Coin jewellery was popular in the Renaissance period as well. The history of coin jewellery shows us that the ancient civilisations previously explored had influenced the crafting of a lot of jewellery in the renaissance period. It was a popular practise for the wealthy to have portraits of themselves commissioned in the style of a coin. This artistic impression of a personalised coin was then set as part of a pendant or ring, similar to a signet ring.
These examples of coin jewellery are closer to being artworks than they are accessories. Not only were these pieces crafted in the image of the buyer, but they were then set in gold, often accompanied by precious and semi-precious gemstones. Today, most surviving examples of these coin artefacts are enshrined in museums, being too delicate and worn to be used for their original purposes.
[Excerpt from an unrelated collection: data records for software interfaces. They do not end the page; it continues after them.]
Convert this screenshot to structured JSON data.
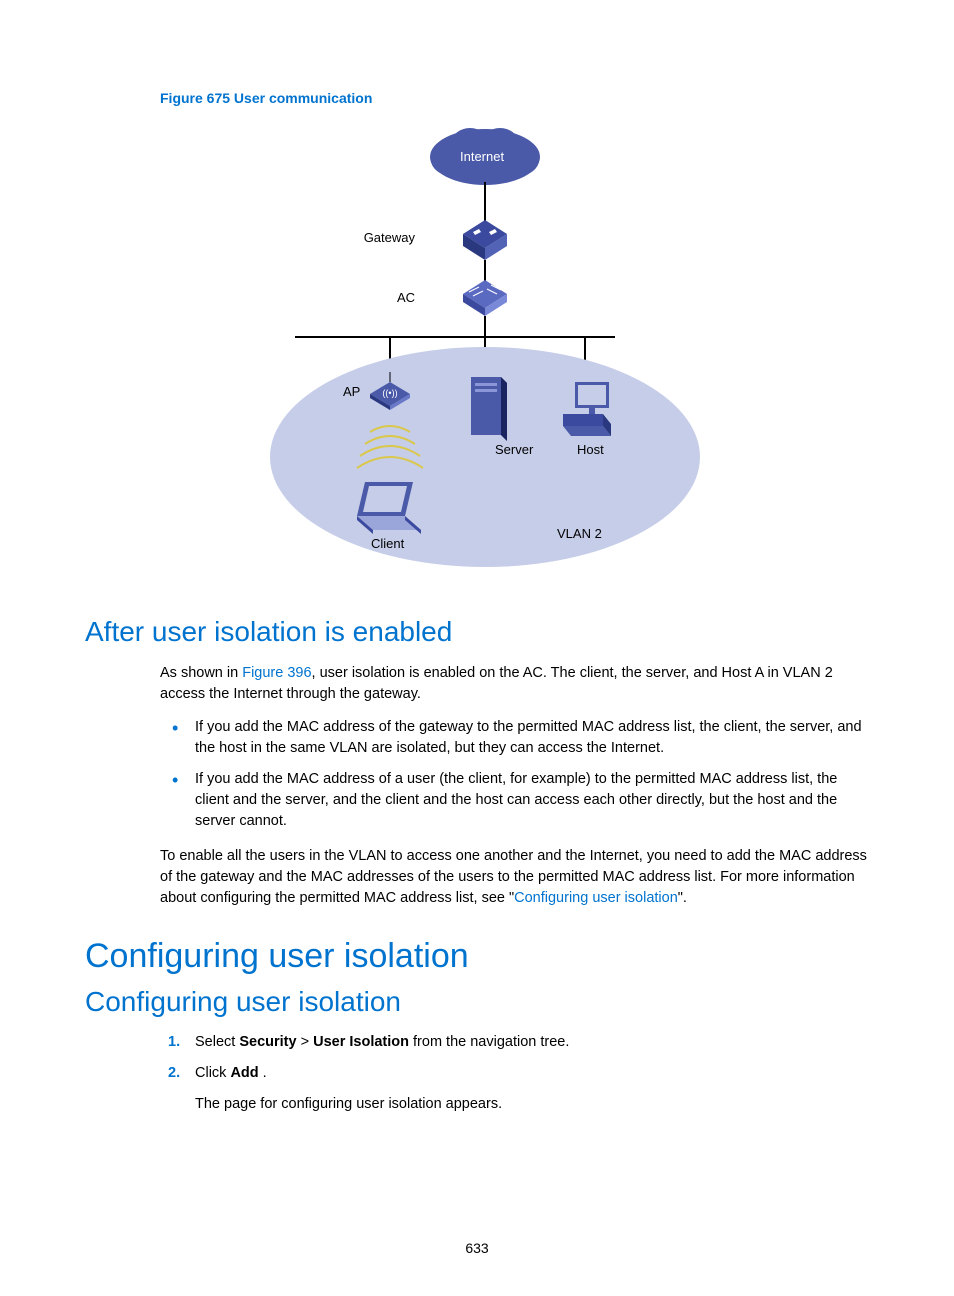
{
  "figure": {
    "caption": "Figure 675 User communication",
    "labels": {
      "internet": "Internet",
      "gateway": "Gateway",
      "ac": "AC",
      "ap": "AP",
      "server": "Server",
      "host": "Host",
      "client": "Client",
      "vlan": "VLAN 2"
    }
  },
  "section1": {
    "heading": "After user isolation is enabled",
    "p1_pre": "As shown in ",
    "p1_link": "Figure 396",
    "p1_post": ", user isolation is enabled on the AC. The client, the server, and Host A in VLAN 2 access the Internet through the gateway.",
    "bullets": [
      "If you add the MAC address of the gateway to the permitted MAC address list, the client, the server, and the host in the same VLAN are isolated, but they can access the Internet.",
      "If you add the MAC address of a user (the client, for example) to the permitted MAC address list, the client and the server, and the client and the host can access each other directly, but the host and the server cannot."
    ],
    "p2_pre": "To enable all the users in the VLAN to access one another and the Internet, you need to add the MAC address of the gateway and the MAC addresses of the users to the permitted MAC address list. For more information about configuring the permitted MAC address list, see \"",
    "p2_link": "Configuring user isolation",
    "p2_post": "\"."
  },
  "section2": {
    "h1": "Configuring user isolation",
    "h2": "Configuring user isolation",
    "steps": {
      "s1_pre": "Select ",
      "s1_b1": "Security",
      "s1_mid": " > ",
      "s1_b2": "User Isolation",
      "s1_post": " from the navigation tree.",
      "s2_pre": "Click ",
      "s2_b": "Add",
      "s2_post": " ."
    },
    "sub": "The page for configuring user isolation appears."
  },
  "pagenum": "633"
}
Cut coin jewellery can be found from the renaissance period onwards. While most coin jewellery features whole coins, some especially elaborate pieces feature cut coins. In this practise, the figure on the coin is cut using a precision jeweller’s saw, and then separated from the rest of the coin. At this point, precious metals are used to emphasise designs on the coin itself. Next, the figure from the coin is placed back into position, now creating both colourful and textural contrast.
The History of Coin Jewellery in the 19th Century
Revered jeweller, Castellani, spearheaded the jewellery element of the archaeological revival movement in the mid-19th century. At this time, a variety of ancient ruins had recently been discovered, and there was a global interest in all things ancient. Jewellers at this time acquired coins through auctions of a variety of artefacts found in these archaeological digs. The coins they bid for were then used over a matter of decades to create unique and highly valuable jewellery.
Coin jewellery’s increased in popularity again in the 20th century. In the 1970s, fashion magazines began to feature coin-themed jewellery. This jewellery – like the renaissance pieces – didn’t feature genuine currency. Rather, the coin’s shape and size were exaggerated, and the staple portraiture was incorporated. In the 1990s, this same exaggerated form was used to create coin-themed charm bracelets. More recently, numismatic jewellery has once again become a focal point of fashion, featuring on pendants, bracelets, and rings.
Andrew Campbell started trading in antiques during the 1970s. Initially, Andrew lived in the South of England, travelling the country, searching for items of silver to buy. Andrew sold these items at various London markets and antique fairs. Over time, and through selling at a range of venues, Andrew built up a large and diverse customer base from private buyers to national and international trade customers.